|US7262513||Jun 30, 2005||Aug 28, 2007||Intel Corporation||Apparatus and method extending flip-chip pad structures for wirebonding on low-k dielectric silicon|
|US7939378 *||Jun 15, 2007||May 10, 2011||Texas Instruments Incorporated||Palladium-spot leadframes for high adhesion semiconductor devices and method of fabrication|
|US20020186549 *||Jun 11, 2001||Dec 12, 2002||Bolken Todd O.||Alternative method used to package multi media card by transfer molding|
|US20040004274 *||Jun 19, 2003||Jan 8, 2004||Wensel Richard W.||Semiconductor die with attached heat sink and transfer mold|
|US20040033644 *||Aug 12, 2003||Feb 19, 2004||Wensel Richard W.||Methods for transfer molding encapsulation of a semiconductor die with attached heat sink|
|US20040256704 *||Jun 18, 2003||Dec 23, 2004||Intel Corporation||Apparatus and method extending flip-chip pad structures for wirebonding on low-k dielectric silicon|
|US20050022378 *||Aug 26, 2004||Feb 3, 2005||Bolken Todd O.||Apparatus used to package multimedia card by transfer molding|
|US20050023583 *||Aug 26, 2004||Feb 3, 2005||Bolken Todd O.||Multi media card formed by transfer molding|
|US20050258549 *||Jun 30, 2005||Nov 24, 2005||Intel Corporation||Apparatus and method extending flip-chip pad structures for wirebonding on low-k dielectric silicon|
|US20060157838 *||Mar 21, 2006||Jul 20, 2006||Bolken Todd O||Multimedia card and transfer molding method|
|US20070243665 *||Jun 15, 2007||Oct 18, 2007||Texas Instruments Incorporated||Palladium-Spot Leadframes for High Adhesion Semiconductor Devices and Method of Fabrication|
|U.S. Classification||29/827, 438/112, 438/123, 205/194, 438/111, 228/180.21, 205/183, 427/123|
|International Classification||H01L21/48, H01L23/50, H01L21/52, H01L21/60|
|Cooperative Classification||H01L2224/48647, H01L2924/15747, H01L2224/48247, H01L2224/85011, Y10T29/49121, H01L2924/01067, H01L24/45, H01L2924/01079, H01L2224/85447, H01L24/85, H01L2924/01047, H01L2224/85207, H01L2924/00014, H01L2224/45144, H01L2924/01013, H01L2924/01019, H01L2224/85395, H01L2924/01029, H01L21/4821, H01L2924/01006, H01L2924/01078|
|Sep 16, 1987||AS||Assignment|
Owner name: NATIONAL SEMICONDUCTOR CORPORATION, 2900 SEMICONDU
Free format text: ASSIGNMENT OF ASSIGNORS INTEREST.;ASSIGNORS:MATHEW, RANJAN J.;LANG, BILLY J. II;REEL/FRAME:004784/0118
Effective date: 19870911
Owner name: NATIONAL SEMICONDUCTOR CORPORATION, A CORP. OF DE,

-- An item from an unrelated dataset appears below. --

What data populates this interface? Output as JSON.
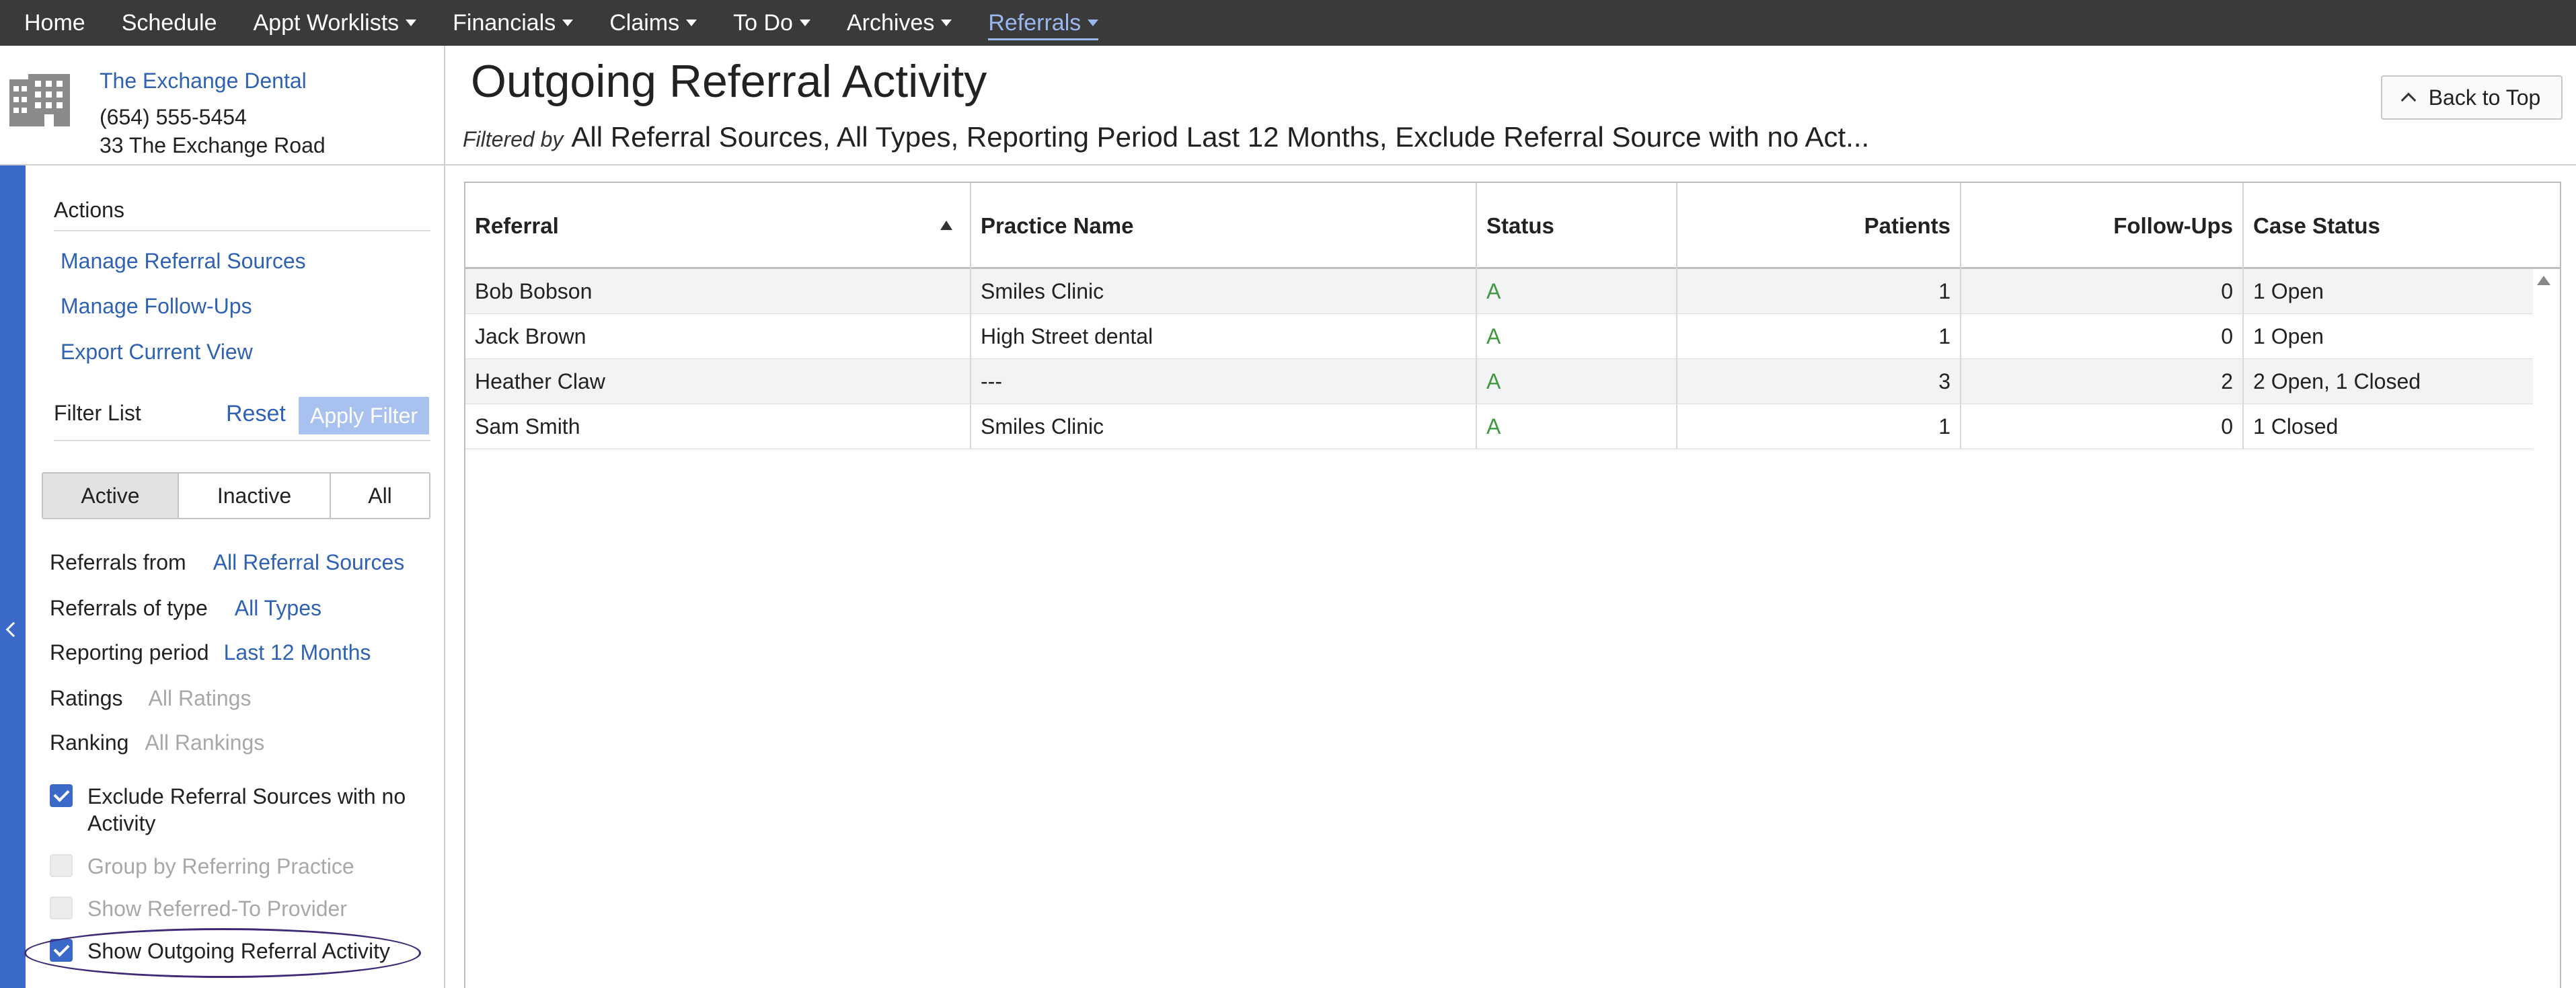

Free format text: ASSIGNMENT OF ASSIGNORS INTEREST;ASSIGNORS:MATHEW, RANJAN J.;LANG, BILLY J. II;REEL/FRAME:004784/0118
Effective date: 19870911
|Apr 27, 1992||FPAY||Fee payment|
Year of fee payment: 4
|Jun 21, 1996||FPAY||Fee payment|
Year of fee payment: 8
|Jul 21, 2000||FPAY||Fee payment|
Year of fee payment: 12